- _Exercise instructions_: Look below. Copy each line that has "goods" in it.

***** Records supplied

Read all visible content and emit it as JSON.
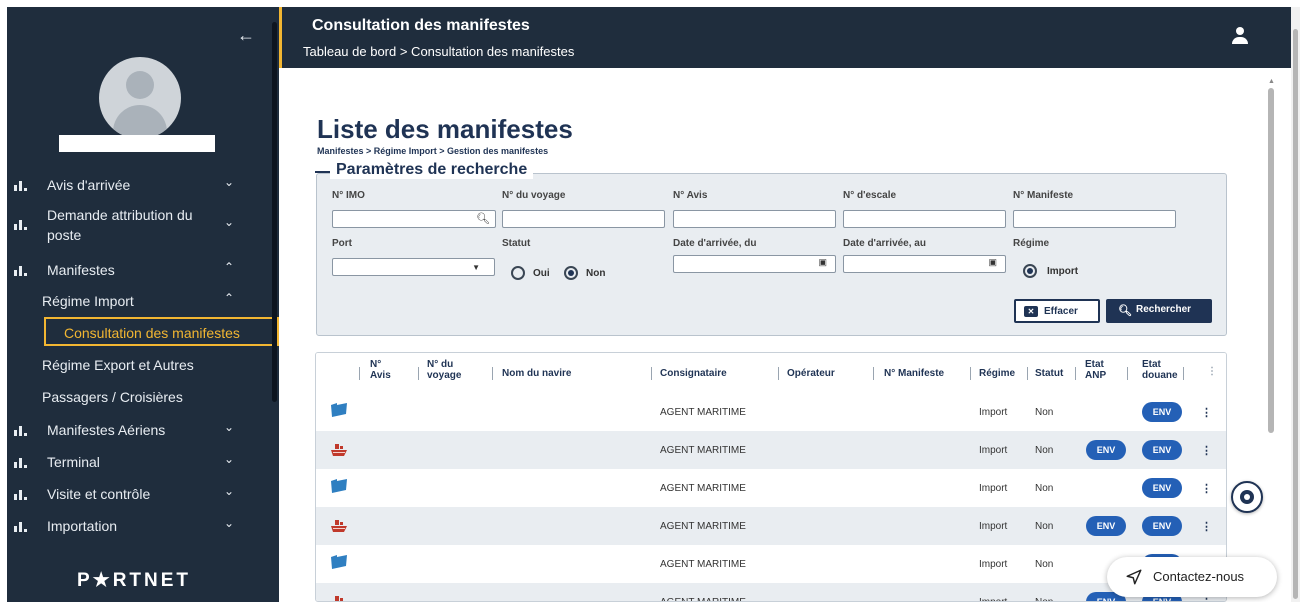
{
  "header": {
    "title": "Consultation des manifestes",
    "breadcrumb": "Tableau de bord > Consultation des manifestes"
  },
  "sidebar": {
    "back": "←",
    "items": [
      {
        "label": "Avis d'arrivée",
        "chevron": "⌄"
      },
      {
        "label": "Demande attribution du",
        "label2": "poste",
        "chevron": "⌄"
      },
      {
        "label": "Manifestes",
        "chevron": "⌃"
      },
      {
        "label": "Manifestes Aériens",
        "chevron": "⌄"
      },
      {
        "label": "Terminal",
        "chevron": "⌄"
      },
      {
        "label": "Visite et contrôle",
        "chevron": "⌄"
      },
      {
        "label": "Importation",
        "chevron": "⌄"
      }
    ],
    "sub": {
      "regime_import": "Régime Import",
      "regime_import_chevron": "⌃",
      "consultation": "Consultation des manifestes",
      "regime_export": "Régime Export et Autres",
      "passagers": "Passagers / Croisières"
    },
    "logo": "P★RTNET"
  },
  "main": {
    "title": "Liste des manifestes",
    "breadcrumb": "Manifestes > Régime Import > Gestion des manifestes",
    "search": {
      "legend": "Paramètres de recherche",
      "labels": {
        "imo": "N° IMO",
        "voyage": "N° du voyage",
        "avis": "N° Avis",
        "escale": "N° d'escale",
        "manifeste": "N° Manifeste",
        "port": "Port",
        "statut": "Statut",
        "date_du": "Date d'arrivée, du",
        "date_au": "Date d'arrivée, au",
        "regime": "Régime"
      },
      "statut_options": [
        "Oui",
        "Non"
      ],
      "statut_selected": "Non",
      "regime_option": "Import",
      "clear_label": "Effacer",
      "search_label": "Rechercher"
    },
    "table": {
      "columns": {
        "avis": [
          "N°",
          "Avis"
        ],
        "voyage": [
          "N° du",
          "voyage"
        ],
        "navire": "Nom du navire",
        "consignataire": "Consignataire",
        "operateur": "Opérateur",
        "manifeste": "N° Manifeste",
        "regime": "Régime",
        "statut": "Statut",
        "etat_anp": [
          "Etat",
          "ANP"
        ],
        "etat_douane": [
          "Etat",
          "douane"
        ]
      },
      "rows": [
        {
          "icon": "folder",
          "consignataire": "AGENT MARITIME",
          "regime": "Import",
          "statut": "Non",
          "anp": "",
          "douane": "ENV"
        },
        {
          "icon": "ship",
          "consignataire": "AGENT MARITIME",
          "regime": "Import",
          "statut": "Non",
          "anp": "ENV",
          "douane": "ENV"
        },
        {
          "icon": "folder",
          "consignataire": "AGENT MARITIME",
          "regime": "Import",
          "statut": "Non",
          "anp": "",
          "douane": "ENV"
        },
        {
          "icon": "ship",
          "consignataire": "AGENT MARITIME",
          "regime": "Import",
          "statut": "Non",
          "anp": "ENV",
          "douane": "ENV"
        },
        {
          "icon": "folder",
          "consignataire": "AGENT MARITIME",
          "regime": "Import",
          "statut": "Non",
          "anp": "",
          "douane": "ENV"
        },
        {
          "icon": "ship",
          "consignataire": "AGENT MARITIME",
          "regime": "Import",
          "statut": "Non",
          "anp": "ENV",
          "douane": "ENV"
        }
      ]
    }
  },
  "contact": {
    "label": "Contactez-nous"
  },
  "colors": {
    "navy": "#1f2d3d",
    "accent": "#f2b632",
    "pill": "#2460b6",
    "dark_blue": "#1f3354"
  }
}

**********
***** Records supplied

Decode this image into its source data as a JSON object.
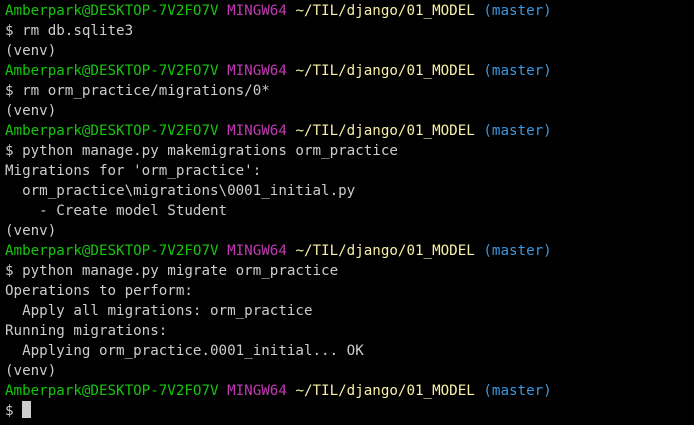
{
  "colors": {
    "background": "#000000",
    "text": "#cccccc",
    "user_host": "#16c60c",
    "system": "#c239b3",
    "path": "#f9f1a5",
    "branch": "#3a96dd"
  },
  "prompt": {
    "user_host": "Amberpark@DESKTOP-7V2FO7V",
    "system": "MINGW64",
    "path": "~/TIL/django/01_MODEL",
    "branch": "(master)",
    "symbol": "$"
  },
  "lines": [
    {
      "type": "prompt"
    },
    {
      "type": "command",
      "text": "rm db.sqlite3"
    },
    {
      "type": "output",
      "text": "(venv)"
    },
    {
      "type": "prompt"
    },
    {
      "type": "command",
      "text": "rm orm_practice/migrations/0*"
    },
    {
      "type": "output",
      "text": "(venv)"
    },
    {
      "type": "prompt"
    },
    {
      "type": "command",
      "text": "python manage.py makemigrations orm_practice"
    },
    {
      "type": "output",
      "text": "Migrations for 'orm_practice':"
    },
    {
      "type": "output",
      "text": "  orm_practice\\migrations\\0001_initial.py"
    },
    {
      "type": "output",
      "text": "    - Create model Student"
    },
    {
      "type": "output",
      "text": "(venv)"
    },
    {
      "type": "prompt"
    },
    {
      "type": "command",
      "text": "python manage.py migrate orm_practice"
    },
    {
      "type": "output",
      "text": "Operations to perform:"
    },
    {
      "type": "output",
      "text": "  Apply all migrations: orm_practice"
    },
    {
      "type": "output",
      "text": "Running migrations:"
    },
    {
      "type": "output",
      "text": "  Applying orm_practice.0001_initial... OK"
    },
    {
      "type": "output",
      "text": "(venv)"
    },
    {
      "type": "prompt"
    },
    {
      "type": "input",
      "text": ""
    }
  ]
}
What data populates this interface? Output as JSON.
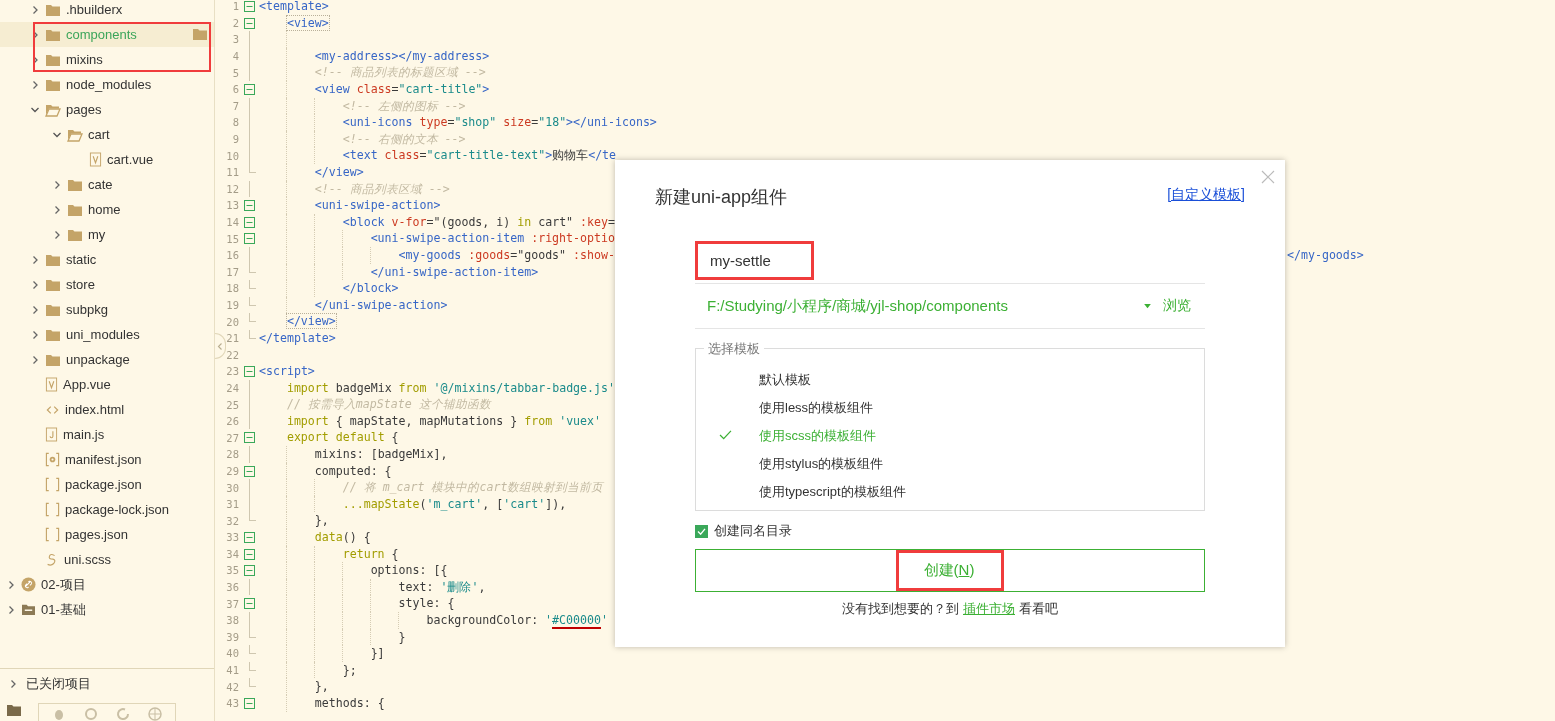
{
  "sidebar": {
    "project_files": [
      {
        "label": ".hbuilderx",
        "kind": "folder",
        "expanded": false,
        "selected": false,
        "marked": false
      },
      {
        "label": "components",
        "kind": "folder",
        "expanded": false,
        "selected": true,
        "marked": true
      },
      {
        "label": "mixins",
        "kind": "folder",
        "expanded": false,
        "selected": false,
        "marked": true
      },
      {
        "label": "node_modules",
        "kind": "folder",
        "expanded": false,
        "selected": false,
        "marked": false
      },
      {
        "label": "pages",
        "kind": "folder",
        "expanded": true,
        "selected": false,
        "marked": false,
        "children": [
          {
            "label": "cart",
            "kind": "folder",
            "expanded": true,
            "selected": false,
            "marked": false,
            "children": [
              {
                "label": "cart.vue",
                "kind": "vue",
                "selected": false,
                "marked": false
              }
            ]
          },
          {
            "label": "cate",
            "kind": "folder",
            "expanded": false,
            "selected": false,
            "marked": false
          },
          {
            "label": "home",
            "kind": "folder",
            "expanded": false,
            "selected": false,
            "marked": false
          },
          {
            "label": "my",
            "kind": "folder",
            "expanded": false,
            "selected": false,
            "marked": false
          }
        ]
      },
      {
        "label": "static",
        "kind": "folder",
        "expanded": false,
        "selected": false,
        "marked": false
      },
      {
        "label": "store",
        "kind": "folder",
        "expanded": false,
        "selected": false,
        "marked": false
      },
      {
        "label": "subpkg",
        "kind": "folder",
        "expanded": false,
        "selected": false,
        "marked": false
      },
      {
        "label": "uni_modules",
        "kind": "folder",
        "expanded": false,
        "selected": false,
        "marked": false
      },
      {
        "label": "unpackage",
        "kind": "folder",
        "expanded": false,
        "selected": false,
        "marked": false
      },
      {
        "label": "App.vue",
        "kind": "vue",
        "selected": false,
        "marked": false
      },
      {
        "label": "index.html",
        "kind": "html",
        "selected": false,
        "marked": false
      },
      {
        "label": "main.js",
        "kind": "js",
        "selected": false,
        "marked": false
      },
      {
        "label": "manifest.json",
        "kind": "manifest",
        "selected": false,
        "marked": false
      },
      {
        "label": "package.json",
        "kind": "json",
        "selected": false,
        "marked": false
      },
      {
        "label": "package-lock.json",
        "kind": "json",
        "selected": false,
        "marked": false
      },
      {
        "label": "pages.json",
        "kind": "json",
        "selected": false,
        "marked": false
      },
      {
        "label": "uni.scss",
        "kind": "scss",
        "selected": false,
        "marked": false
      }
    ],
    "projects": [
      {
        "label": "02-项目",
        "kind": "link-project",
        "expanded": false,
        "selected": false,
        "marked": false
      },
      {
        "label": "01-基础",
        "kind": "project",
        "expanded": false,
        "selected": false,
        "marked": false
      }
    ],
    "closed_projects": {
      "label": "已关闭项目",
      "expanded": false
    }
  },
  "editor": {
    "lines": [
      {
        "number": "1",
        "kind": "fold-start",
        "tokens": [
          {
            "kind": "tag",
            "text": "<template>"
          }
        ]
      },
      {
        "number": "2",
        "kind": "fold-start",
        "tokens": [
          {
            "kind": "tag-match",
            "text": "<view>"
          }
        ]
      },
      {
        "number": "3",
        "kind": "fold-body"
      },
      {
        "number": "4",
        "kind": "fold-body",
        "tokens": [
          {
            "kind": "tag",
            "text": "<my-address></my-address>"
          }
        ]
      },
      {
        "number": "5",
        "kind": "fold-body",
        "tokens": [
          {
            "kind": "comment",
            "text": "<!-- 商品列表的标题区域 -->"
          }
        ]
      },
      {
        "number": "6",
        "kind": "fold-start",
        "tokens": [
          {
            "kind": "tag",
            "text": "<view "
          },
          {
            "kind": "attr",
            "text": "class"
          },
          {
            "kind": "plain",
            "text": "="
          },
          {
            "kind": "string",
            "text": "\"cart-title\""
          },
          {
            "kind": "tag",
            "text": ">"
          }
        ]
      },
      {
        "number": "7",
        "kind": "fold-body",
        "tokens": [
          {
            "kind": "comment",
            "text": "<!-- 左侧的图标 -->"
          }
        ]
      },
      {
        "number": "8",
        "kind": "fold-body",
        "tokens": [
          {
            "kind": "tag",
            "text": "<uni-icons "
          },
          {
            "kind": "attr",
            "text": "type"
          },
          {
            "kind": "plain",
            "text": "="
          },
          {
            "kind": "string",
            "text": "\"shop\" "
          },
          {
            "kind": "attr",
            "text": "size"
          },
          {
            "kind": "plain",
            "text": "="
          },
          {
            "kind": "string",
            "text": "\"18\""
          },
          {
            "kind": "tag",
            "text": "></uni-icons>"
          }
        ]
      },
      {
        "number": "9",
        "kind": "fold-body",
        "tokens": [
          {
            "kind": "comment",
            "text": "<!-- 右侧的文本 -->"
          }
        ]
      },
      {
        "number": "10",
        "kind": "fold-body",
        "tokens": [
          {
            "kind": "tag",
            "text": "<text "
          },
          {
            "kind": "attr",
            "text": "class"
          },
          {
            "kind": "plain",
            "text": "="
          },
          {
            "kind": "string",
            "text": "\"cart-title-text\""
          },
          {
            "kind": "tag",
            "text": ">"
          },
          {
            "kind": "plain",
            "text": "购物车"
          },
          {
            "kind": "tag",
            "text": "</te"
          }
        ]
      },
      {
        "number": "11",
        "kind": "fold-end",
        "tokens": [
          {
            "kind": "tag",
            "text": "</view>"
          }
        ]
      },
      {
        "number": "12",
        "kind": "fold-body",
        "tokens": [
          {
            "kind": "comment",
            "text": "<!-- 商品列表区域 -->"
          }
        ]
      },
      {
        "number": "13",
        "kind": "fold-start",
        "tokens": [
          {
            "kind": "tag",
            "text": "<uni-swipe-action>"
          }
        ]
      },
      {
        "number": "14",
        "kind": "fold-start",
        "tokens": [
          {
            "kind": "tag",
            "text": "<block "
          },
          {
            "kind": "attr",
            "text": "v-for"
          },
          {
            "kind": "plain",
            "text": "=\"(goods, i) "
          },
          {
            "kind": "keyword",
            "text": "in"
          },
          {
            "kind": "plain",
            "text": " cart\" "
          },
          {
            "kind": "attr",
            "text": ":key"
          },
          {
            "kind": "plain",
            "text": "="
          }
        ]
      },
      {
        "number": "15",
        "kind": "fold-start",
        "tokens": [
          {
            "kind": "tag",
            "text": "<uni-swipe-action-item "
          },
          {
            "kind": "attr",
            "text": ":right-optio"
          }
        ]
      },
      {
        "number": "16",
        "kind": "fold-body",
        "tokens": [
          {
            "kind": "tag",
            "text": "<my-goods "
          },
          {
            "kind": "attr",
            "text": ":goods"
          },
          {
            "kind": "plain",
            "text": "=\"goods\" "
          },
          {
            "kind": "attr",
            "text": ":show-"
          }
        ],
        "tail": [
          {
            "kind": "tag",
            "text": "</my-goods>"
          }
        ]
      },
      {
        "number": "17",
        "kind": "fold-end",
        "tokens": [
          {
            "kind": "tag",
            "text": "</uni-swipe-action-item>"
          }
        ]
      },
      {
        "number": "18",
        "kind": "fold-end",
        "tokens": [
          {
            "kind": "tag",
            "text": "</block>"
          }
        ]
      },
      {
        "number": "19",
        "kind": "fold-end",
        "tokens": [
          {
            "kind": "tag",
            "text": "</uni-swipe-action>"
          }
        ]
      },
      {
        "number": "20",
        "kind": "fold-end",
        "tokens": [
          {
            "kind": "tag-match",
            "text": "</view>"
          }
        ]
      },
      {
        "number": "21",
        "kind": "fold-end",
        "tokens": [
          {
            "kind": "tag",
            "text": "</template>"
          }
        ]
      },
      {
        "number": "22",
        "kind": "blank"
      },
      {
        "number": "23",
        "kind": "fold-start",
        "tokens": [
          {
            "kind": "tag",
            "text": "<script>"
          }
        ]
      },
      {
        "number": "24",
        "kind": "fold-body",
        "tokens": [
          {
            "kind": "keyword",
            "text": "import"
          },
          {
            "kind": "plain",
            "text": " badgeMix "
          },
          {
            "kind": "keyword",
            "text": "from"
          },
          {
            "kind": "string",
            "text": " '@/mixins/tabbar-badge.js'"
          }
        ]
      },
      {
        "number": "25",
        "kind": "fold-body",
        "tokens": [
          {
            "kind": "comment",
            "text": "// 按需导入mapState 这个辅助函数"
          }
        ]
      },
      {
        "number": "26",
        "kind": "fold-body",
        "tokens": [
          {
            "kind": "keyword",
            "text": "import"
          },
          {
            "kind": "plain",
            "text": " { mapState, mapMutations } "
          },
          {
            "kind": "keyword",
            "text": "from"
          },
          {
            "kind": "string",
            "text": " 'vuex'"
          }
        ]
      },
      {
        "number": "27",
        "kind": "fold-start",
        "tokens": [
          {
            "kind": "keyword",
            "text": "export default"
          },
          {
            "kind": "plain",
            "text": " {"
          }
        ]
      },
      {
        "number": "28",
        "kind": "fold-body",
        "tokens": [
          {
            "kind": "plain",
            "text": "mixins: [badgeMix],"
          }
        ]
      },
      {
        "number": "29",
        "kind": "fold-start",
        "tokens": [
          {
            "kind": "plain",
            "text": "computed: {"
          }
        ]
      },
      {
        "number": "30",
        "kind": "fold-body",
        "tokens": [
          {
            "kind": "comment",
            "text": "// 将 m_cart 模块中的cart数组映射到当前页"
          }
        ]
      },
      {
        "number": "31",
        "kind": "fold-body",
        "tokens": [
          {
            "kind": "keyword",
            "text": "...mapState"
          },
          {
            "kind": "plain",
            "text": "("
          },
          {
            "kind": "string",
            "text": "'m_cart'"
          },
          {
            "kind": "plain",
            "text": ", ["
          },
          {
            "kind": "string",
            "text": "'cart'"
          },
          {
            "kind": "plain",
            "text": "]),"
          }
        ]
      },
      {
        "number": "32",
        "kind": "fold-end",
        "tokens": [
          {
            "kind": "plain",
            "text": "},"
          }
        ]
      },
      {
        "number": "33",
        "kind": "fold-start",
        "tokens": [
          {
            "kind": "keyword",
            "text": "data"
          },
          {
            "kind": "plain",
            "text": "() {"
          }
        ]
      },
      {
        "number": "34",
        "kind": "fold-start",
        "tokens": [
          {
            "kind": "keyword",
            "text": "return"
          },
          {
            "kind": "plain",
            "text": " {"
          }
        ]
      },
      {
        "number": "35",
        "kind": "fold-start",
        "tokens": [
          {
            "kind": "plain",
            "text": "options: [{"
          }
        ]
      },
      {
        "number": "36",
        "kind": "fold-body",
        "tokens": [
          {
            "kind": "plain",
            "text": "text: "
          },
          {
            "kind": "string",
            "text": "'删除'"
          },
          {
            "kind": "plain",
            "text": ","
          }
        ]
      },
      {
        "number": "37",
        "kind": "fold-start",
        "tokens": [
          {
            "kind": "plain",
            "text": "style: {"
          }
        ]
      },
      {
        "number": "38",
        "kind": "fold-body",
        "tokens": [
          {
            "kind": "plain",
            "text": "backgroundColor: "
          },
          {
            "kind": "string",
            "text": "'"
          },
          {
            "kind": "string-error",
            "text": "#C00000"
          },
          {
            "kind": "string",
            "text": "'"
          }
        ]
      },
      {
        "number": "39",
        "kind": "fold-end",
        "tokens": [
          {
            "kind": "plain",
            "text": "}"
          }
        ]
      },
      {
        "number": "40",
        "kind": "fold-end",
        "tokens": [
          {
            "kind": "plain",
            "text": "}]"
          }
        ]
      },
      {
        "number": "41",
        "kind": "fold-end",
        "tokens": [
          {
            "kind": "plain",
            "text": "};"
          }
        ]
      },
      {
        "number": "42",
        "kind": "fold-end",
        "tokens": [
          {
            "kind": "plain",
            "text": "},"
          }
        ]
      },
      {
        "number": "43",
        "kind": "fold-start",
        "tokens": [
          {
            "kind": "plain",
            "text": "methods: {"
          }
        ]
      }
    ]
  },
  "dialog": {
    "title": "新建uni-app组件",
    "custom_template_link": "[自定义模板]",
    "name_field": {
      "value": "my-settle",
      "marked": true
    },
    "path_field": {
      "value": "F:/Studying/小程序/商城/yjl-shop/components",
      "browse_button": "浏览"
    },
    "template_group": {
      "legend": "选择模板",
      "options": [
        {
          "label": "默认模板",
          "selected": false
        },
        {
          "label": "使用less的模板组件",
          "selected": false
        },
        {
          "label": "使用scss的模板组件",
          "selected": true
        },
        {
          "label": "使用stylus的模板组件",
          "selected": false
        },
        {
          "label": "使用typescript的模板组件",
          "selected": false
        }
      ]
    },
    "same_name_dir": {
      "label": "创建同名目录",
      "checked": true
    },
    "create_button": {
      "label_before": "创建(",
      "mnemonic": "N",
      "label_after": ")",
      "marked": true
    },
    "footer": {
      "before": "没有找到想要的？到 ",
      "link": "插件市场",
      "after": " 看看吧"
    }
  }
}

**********

- _Task solution_:
            "text": "=\"(goods, i) "
            "text": "<my-goods "
            "text": ":goods"
            "text": "=\"goods\" "
            "text": "</my-goods>"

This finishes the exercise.